“Am I the reason why I have had such a distant relationship with my sisters, and part of the reason why my sisters have such a strained relationship with our mom?”
“Did he hurt me too?”
From a rational, consciously healing adult’s perspective, I know I’m not responsible for this situation or at fault for any of these things. But somewhere deep down there’s a little kid, who once thought they were the spitting image of a mugshot they found on Megan’s Law, whose intrusive thoughts tell them that this is in their DNA, and who can’t help but to feel some warped sense of responsibility for their family falling apart.
I stake no claim as an expert in this regard, but if you’re someone like me whose close family member—blood or chosen—harmed other members of your family or people that you know, understand that it’s ok to acknowledge the pain, confusion, and anger that has affected you. This is real. This is valid. You are valid in everything you feel about your situation.
Whether it personally happened to you or not (or if, like me, you feel in your bones it did but there is no definitive way to prove it) you are valid, loved, held, and supported as you work through everything that comes up in processing these feelings.
If you’re someone like me whose close family member—blood or chosen—harmed other members of your family or people that you know, understand that it’s ok to acknowledge the pain, confusion, and anger that has affected you. This is real. This is valid. You are valid in everything you feel about your situation.
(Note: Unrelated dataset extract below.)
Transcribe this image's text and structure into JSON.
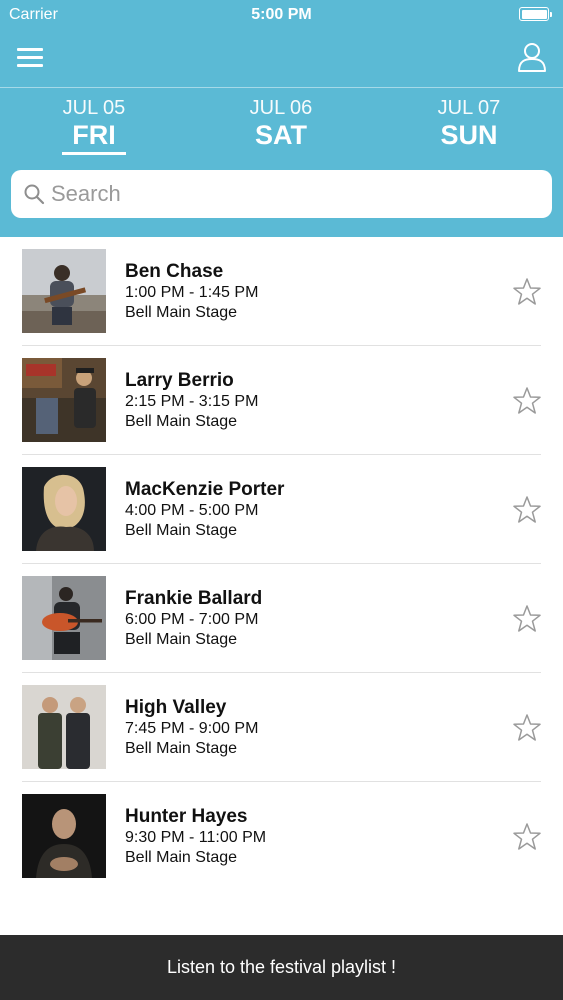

I also want to acknowledge that because I was very young when this happened, I hadn’t yet developed a strong, memorable attachment to my bio dad. That is the only experience I can speak to. I want to honor the people who were affected by something like this later in their life. Whose feelings and family fallout are even more complicated because of the years of memories—happy and otherwise—and the feelings of betrayal, of not knowing who that person in your life really was after all that time. I don’t know what that’s like, but I hold you with compassion and love.
I’m writing this because I’m not the only one who has experienced this—and I sure as hell am not the only one with a sex offender parent who has had to unpack feelings of deep shame of their blood, of the very essence of who they are.
But I can offer the same love and understanding that I’m trying VERY hard to offer myself after years of hardly even acknowledging the depth of my feelings: That shame is not yours. Those unforgivable decisions and actions are not yours. That burden is not yours to bear.
Reading this, especially if you’re personally affected by this topic, is really heavy. Take a moment to find your breath, shake it out a little bit, and know that you deserve peace.
About the Author: Fig is an anarchist, harm reductionist, and full-spectrum doula with a passion for providing accessible, trauma-informed support to all people. Their mission in this life is to sow seeds of love and work to build the world they believe in within the frameworks of reproductive and transformational justice.